December 15th - 17th, 2009, Osaka(Japan)
At Senri Life Science Center
On CREST Research Theme "Development of High-Speed Imaging Apparatus for Studying Nanometer Scale Dynamic Behavior of Protein" (research supervisor: Toshio Ando, Professor of Kanazawa University:CREST Research Area: "Novel Measuring and Analytical Technology Contributions to the Elucidation and Application of Life Phenomena." An international symposium on "Watching Biomolecules in Action" was held at Senri Life Science Center in Osaka from December 15 through 17, 2009. (Registered participants: 171 persons, including 48 persons from overseas)
Following the initial briefing on JST and CREST by Director Osamu Ichimaru of JST, lectures by invited speakers (24 from overseas and 13 from Japan) and normal oral presentations (11 from Japan and 8 from overseas) were held. Poster presentations (15 from overseas and 32 from Japan) were held on the first day.
Single molecule biology was established more than 20 years ago for the purpose of clarifying the functional mechanism of biomolecules through single molecule dynamics measuring, based on technologies such as optical microscopes and nano manipulation/measuring with optical tweezers. Progress in this field is remarkable, and as the single molecule biology method is applied to the research of various molecule/cell dynamics, new methods such as optical microscopes which break the diffraction limit, functional optic probes, or bio-MEMS are also being developed. Also, a microscope called high–speed AFM, which exceeds the conventional time/spatial resolution capabilities achieved progress through the research of this CREST team, and is now reaching a stage of practical use. Under this circumstance, this symposium was held for the purpose of reviewing the progress up to the present time, and to search for future directions that single molecule biology should take by looking at the prospects of the dynamics research currently under development as well as the latest technology trend. Also, an important purpose was to seek for possibilities of joint research by disseminating information on the development of application of high-speed AFM, which is an achievement of this CREST team's research.
While the conventional single molecule biology method is being applied to new interesting subjects and also being actively expanded now, it also appears that there are some limitations. Among various optical microscopes that exceed the diffraction limit, STED is superior in its time resolution capability, and a rapid expansion of its utilization is expected. As for various functional optic probes, it was shown that they are effective in capturing various aspects of cell activities, and that they also make a great contribution to the evolution of optical microscopes. It was also shown that the development of Bio-MEMS technology is remarkable, and that it is effective for comprehensive analysis. We got a strong impression that its use will become widespread in life science in the future, but on the other hand, we also felt that it is important to have an active cooperation between biology researchers and engineers in order to promote its spread.

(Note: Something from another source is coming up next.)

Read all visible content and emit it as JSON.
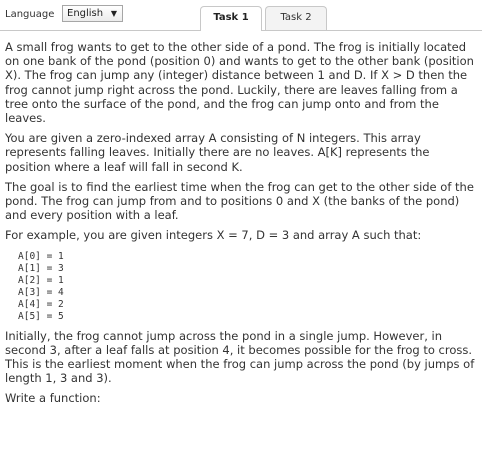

Regarding the presentations on the development of applications for high-speed AFM, there was a presentation by this CREST team and many presentations by members of the high-speed bio-AFM international consortium, and the participants appeared to be surprised that high-speed AFM is already starting to be used widely. Although the microscope which integrated ultrasound and AFM showed a high potential in life science research, it is still in an early stage, and it was clear that there are many remaining issues.
As we were able to hear the latest achievements directly from the researchers, we believe that each of the participants, including the members of this CREST team were able to think about the directions to take in the days ahead. Also, the participants were able to start building new networks for research through communication with many overseas researchers, and this was another significant achievement of this international symposium.